David Akin, a Canadian political journalist has this advice for the http://WikiLeaks.org project:
Well, good luck. Professionally speaking, I rely on the quiet word, the unnamed source, the leaked document, and the anonymous e-mail as an essential source of good news items. So I'll be visiting Wikileaks when it gets up and running which, according to the site creators, will be in as little as three our four weeks.
It will be astonishing if such a system magically appears in February or March, fully tested and debugged, and is ready for lots of non-technical or only moderately technical people to download, install and run.
Much more than software is required in order for a project like this to succeed and even very technically able and well resourced organisations, running a centralised system cannot be trusted to implement secure and anonymous systems correctly
But -- as someone who is often offered confidential information -- let me pass on this advice: Those who have confidential information want to know who they're giving it to. They want to know the character of the reporter who will tell the world about this confidential information. And they want to know for a few reasons -- mostly because they need to trust that person. Wikileaks says it has some great cryptography, etc. which it says will protect its sources. And they say they've got 2 million leaked documents ready to go. Ok. Great. That's cool. But the cryptographers behind the site -- so far as I can tell -- are anonymous. That's not right. Heck, these folks could be the secret police from [fill-in-evil-country's-name-here] for all you and I know!
It should be remembered that not every user of the proposed system is going to be a vulnerable solitary whistleblower, who has never leaked any information before, and who is under direct physical threat.
There could also be many experienced intermediaries and contacts several steps removed from the prime sources who want to make use of it.
Those who are courageous enough to leak information need to leak to partners who are courageous enough to put their own name on the line and who have the fortitude to defend the anonymity of those who asked for that cloak.
What those not entirely anonymous cryptographers are probably aiming for is their Open Source system to try to obey Kerckhoffs' principle:
"a cryptosystem should be secure even if everything about the system, except the key, is public knowledge"
However, the attacks on the WikiLeaks.org system are also going to be legal ones, through court orders and executive police powers etc., so the principle of Plausible Deniability also comes into play.
However, the good technical design of software programs and communications protocols is not sufficient on its own to achieve the goal of anonymous, untraceable, uncensorable publication of leaked documents by whistleblowers and dissidents.
Just look at the mess which the United Kingdom's Security Service MI5 has got itself into with its newly launched, relatively simple Terror Threat Level Status Change notification and website news update e-mail list subscription service.
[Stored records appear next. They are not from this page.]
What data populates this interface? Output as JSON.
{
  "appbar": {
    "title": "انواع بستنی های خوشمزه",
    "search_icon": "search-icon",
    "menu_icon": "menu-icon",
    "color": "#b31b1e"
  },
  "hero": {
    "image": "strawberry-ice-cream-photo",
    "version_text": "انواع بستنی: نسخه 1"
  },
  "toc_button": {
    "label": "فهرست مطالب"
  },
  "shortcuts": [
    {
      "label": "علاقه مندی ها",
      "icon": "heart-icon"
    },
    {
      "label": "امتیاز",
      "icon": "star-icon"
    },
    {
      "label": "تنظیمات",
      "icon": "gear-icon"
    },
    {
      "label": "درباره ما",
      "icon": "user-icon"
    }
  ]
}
See Spy Blog's initial and follow up articles.
MI5 have access to all the required technical knowledge and even existing systems already set up, which could have been used to make the system secure against third party snoopers, but they did not make proper use of this.
The British public is meant to trust these people to protect them from terrorists and spies etc. and in return they demand and get a cloak of anonymity and secrecy, to protect national security.
There is a case for some WikiLeaks.org public spokespeople, but why should all of of the WikiLeaks.org cryptographers and volunteers be exposed to public scrutiny ?
That is a higher standard of transparency and openness than we expect from elected politicians, civil servants and police and intelligence agency personnel, or even journalists, even in relatively free democratic societies, let alone in repressive ones.
In practice, is at actually possible to apply Kerckhoffs' principle and the principle of Plausible Deniability, not to computer software and communications protocols, but to the non-technical, human aspects of the project, without creating something that is apparntly indistinguishable from a subversive conspiracy, and which will no doubt be painted as such by the vested interests who have something to lose if WikiLeaks.org succeeds ?
Is it time to re-read Hakim Bey's Temporary Autonomous Zones, which was popular amongst an earlier generation of internet pioneers and activists, and cyberpunks ?
All of the technical problems with the MI5 system could easily have been solved, if it had been properly tested, before its public launch, and that is what is worrying about the promise to launch WikiLeaks.org software in February or March.
What exactly is it meant to do, and who has tested it ?
Where is there a detailed systems architecture document for public peer review ?
What are the trade off choices which have been made between security and accessibility and scalability ?
There are still a whole lot of unanswered questions about this ambitious proposed WikiLeaks.org scheme.